Statoil has made a small gas discovery with a third wildcat drilled in the frontier Hoop area of the Barents Sea off Norway but failed to find targeted oil with the probe at the Mercury prospect.
The 7324/9-1 well, drilled by semi-submersible Transocean Spitsbergen about 20 kilometres south-east of OMV’s earlier Wisting Central discovery, hit about 10 metres of gas-filled reservoir of good quality in the Sto formation and a 50-metre reservoir in the Snadd structure of generally poor quality, according to the Norwegian Petroleum Directorate.
The agency’s preliminary estimate for the size of the discovery was between 1 billion and 2 billion cubic metres of recoverable gas resources.
However, the well result is likely to come as a disappointment to Statoil, which was targeting primarily oil given the lack of existing infrastructure for gas exports in the remote Arctic region.
Conversely, it will be a further cause for celebration for Greenpeace, which has been opposing the Arctic drilling campaign due to the potential risk of an oil spill that could hit the Bear Island nature reserve farther north, after the earlier Atlantis and Apollo wells also failed to deliver the goods.
Statoil confirmed in a statement that none of the three wells have resulted in commercial discoveries, with Atlantis yielding only a small gas find and Apollo coming up dry, and that it had now wrapped up drilling in Hoop for this year.

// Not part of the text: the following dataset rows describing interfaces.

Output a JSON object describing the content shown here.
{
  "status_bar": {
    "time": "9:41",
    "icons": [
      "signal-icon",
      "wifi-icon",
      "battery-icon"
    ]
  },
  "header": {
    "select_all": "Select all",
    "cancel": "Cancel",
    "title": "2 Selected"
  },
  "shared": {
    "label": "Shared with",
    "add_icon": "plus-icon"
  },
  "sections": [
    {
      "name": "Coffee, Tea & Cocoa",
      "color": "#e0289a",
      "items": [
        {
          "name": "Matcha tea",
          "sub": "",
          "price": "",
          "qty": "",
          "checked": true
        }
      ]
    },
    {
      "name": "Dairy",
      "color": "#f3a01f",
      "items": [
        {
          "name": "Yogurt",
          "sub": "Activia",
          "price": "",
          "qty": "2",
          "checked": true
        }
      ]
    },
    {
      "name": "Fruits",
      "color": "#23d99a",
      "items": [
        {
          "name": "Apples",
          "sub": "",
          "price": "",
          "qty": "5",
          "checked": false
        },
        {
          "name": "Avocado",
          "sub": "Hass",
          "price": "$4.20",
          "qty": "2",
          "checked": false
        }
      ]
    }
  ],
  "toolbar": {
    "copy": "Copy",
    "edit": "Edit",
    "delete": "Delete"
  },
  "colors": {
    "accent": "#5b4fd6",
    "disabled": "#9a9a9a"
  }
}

“We are naturally disappointed with the results of this summer’s drilling campaign in the Hoop area,” said senior vice president for Norway exploration Irene Rummelhoff.
She underlined though that Statoil would press on with its Barents exploration effort despite the setbacks, saying that only six wells had been drilled to date in the 15,000 square-kilometre Hoop area and that dry wells “are part of the game in frontier exploration”.
“We will now analyse the data we have acquired in the wells and incorporate it in our subsurface models. We have confirmed a working petroleum system in Hoop, but need to work further to understand the migration and where the oil has accumulated,” Rummelhoff added.
The Mercury probe - the first well to be sunk in Statoil-operated production licence 614 – was drilled to a vertical depth of 1060 metres in a water depth of 414 metres and has now been permanently plugged and abandoned.
The state-owned oil company holds a 60% operating stake in the licence with sole partner Idemitsu holding the remaining 40%.
Statoil is now mobilising the rig to drill another Barents prospect, Ensis, with the 7125/4-3 well to be spudded shortly in a water depth of 294 metres in its operated PL393B and expected to take 30 days.
The same rig has also been lined up to drill further Barents wildcats later this year at the Pingvin and Isfjell prospects, and could also be used to drill two more upcoming wells at other prospects in the area – Saturn and Askepott.